§ ASSIGNMENT
Search the data for "placeholder" and copy every matching line.

§ GIVEN RECORDS
————————

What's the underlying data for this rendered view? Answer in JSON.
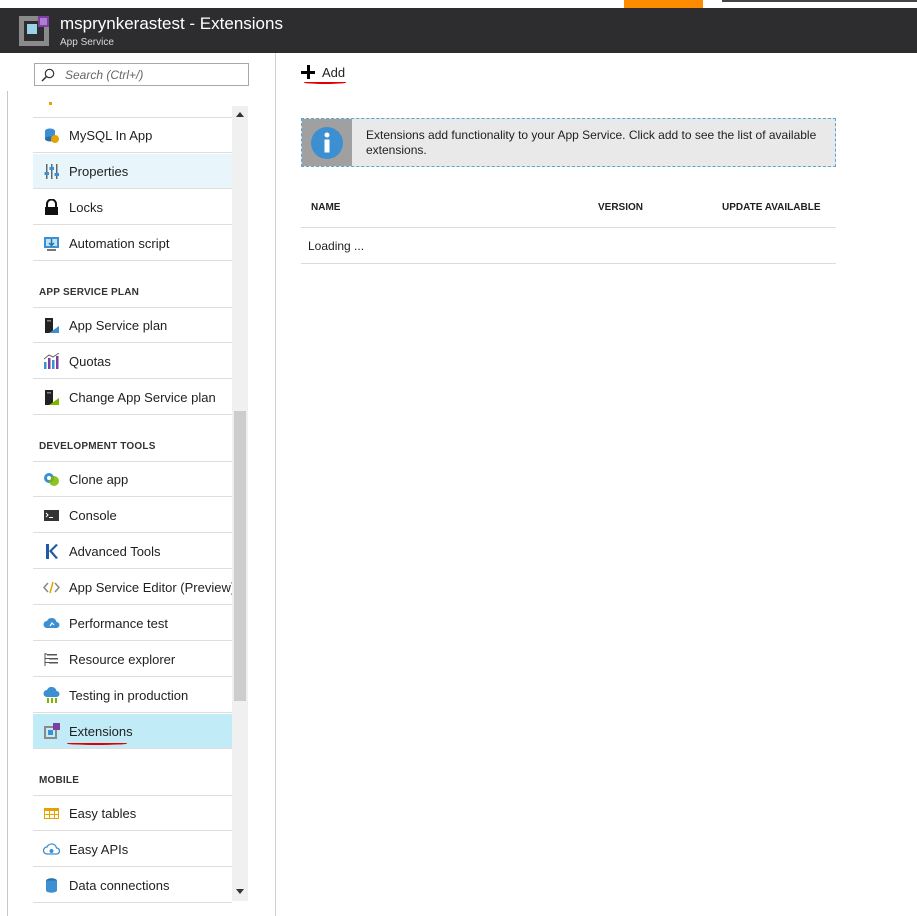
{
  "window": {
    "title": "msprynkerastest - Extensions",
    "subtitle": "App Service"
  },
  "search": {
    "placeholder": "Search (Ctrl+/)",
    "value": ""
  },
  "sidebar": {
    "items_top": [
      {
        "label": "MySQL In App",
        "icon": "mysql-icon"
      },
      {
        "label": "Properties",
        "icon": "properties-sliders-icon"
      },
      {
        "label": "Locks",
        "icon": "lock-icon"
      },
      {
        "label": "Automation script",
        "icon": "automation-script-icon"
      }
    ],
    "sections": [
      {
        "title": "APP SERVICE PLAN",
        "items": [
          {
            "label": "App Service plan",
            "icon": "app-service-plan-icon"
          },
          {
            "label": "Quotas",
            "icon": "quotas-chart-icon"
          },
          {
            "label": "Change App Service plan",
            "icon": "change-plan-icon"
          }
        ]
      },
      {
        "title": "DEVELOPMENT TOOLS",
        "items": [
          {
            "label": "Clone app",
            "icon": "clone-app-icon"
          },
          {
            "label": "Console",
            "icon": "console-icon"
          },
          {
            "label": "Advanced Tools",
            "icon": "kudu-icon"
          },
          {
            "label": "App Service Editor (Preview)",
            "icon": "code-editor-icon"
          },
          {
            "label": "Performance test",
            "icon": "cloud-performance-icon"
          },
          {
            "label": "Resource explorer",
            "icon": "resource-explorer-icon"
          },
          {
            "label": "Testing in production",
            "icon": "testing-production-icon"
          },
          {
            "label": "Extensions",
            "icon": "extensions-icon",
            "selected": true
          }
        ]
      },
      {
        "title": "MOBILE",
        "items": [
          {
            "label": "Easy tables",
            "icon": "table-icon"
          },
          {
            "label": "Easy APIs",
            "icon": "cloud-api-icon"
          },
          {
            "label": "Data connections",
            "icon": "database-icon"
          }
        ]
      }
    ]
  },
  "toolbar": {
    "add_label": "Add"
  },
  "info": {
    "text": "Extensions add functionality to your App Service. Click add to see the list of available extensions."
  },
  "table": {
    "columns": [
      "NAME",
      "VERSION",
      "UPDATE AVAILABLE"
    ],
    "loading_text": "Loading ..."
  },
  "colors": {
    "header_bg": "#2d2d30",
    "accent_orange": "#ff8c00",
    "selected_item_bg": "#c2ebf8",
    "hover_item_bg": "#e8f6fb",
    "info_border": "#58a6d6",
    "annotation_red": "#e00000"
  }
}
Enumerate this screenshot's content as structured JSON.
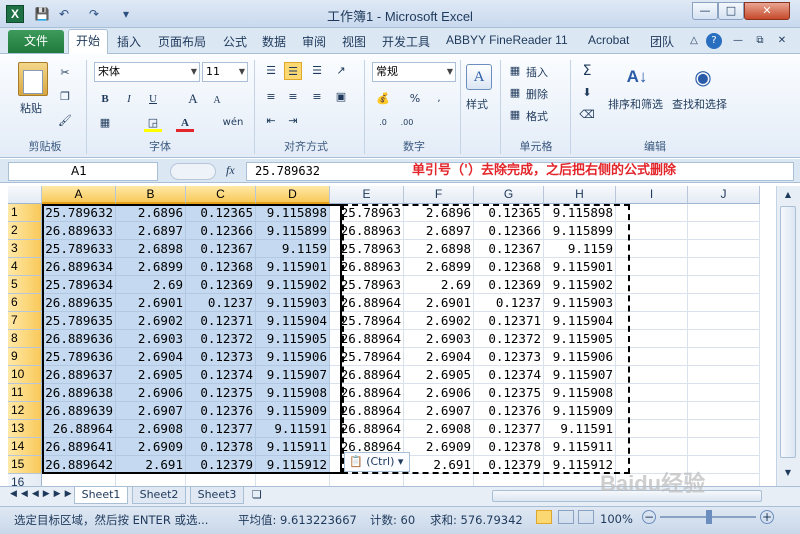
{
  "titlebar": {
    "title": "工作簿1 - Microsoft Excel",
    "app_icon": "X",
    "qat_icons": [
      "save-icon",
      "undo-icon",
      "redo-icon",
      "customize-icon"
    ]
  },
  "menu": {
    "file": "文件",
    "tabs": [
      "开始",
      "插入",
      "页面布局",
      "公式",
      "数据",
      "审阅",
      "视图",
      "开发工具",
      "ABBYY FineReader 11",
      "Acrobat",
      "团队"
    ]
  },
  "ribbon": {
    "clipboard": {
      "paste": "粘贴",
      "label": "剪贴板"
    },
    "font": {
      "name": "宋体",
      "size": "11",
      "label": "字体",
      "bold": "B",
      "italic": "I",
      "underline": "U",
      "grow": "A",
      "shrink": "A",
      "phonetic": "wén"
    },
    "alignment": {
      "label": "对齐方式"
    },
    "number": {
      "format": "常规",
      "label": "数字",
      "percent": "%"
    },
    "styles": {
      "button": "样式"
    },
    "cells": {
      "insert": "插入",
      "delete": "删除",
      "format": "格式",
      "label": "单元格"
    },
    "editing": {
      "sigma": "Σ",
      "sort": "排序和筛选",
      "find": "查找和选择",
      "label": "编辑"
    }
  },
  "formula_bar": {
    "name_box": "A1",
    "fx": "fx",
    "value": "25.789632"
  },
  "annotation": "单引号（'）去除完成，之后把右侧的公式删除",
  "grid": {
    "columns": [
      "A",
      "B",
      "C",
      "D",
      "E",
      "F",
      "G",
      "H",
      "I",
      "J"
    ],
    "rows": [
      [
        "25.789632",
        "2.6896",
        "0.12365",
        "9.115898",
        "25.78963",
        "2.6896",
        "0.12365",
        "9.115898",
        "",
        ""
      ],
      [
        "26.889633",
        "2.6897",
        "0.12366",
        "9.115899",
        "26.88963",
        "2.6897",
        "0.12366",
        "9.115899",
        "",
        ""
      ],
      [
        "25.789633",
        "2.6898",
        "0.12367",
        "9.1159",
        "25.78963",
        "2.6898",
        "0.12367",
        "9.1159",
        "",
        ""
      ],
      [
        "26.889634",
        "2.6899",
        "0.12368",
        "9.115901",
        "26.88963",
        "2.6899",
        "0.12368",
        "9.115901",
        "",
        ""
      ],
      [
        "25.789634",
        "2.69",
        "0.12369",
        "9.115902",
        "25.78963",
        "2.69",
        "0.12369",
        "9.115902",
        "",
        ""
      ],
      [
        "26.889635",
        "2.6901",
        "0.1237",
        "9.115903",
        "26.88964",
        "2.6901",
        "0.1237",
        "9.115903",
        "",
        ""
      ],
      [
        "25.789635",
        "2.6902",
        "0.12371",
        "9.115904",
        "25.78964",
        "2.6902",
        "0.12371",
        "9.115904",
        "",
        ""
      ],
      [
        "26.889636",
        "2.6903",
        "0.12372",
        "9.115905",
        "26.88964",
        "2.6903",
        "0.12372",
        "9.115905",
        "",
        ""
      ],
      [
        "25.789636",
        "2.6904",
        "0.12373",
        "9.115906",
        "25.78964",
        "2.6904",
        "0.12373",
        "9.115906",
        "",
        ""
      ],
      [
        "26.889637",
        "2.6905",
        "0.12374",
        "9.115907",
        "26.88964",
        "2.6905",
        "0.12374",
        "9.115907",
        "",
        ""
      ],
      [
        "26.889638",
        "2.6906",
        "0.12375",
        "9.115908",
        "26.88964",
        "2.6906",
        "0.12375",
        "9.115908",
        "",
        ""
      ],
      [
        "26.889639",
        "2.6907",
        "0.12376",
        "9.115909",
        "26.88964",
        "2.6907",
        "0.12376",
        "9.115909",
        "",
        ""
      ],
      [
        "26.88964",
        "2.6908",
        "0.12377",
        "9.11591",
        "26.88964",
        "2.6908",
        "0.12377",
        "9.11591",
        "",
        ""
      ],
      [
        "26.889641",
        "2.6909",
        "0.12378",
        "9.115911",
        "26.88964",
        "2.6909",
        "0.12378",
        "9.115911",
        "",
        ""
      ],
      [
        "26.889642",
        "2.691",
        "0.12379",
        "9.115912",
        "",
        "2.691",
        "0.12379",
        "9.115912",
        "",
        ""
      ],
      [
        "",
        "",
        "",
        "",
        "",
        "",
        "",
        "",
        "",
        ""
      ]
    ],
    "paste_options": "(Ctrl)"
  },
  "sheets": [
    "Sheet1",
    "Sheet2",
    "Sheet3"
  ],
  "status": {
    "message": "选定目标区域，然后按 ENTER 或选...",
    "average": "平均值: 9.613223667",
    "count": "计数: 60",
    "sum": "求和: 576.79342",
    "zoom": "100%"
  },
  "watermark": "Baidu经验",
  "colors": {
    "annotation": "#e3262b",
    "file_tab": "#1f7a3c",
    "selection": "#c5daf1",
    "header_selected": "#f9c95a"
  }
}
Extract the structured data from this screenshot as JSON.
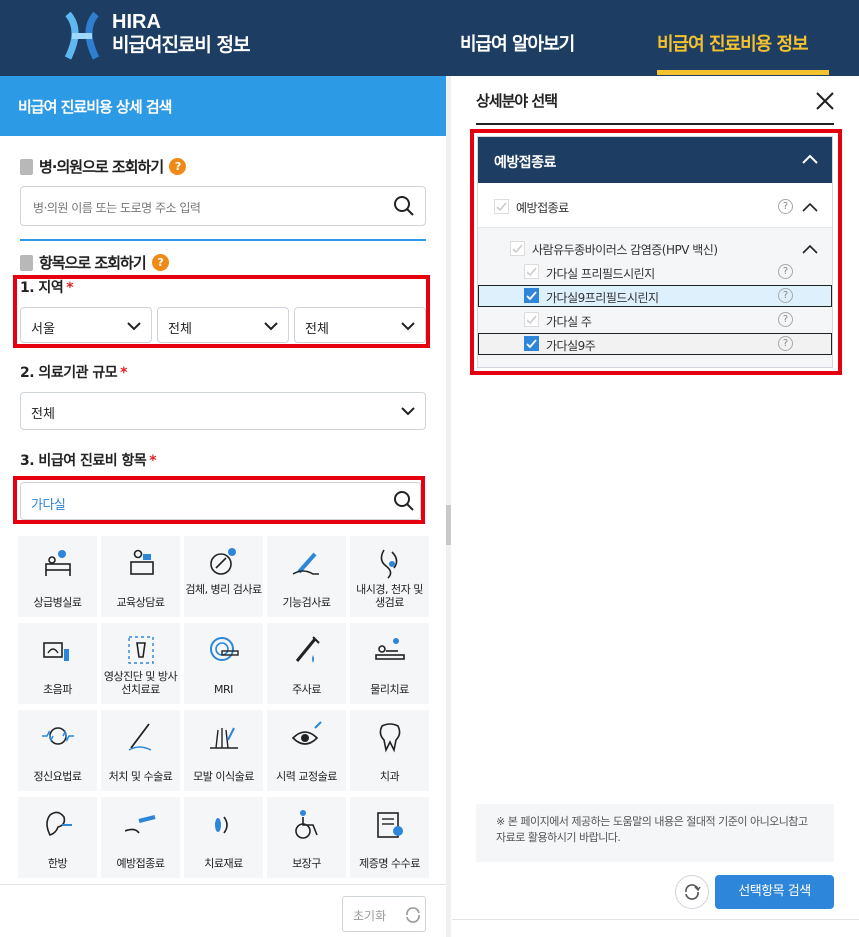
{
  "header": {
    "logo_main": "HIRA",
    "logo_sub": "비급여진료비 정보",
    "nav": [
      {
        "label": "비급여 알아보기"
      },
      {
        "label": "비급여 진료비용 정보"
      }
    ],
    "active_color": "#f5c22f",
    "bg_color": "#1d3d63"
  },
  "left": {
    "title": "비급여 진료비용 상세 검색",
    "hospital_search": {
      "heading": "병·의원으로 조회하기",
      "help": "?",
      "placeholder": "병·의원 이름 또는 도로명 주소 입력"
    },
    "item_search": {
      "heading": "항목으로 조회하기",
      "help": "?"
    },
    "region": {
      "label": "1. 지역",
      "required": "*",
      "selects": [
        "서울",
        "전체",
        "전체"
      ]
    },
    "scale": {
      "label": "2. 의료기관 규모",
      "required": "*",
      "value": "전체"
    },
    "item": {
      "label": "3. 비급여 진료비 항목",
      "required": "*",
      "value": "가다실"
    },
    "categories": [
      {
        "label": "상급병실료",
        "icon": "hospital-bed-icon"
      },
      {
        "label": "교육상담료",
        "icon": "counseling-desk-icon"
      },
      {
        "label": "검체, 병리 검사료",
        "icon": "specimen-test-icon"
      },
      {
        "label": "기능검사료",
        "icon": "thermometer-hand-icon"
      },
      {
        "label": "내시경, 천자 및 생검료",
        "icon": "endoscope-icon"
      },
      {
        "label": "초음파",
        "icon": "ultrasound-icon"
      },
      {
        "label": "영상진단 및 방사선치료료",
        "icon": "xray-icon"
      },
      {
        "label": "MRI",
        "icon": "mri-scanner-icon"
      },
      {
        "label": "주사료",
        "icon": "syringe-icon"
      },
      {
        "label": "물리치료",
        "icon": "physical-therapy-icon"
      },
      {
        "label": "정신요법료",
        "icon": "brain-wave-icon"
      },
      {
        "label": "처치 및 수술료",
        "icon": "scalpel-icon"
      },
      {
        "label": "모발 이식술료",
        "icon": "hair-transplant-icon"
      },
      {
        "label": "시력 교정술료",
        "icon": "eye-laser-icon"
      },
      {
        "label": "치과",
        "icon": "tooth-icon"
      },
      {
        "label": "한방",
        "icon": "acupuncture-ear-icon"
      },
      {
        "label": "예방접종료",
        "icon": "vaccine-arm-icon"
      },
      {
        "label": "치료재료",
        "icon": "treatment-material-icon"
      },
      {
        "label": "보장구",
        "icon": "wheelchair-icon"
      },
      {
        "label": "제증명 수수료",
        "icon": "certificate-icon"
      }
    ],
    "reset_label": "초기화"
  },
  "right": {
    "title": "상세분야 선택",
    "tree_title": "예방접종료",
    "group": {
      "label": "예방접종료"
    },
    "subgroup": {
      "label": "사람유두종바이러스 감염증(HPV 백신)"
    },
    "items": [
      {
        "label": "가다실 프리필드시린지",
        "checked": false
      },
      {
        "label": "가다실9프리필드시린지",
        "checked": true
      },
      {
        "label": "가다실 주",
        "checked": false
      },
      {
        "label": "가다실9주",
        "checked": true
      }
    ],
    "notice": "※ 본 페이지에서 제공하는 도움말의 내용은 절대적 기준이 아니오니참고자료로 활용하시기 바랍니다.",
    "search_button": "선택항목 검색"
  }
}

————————

§ RESULT OF THIS TASK
    "placeholder": "Search (Ctrl+/)",
      "placeholder": "병·의원 이름 또는 도로명 주소 입력"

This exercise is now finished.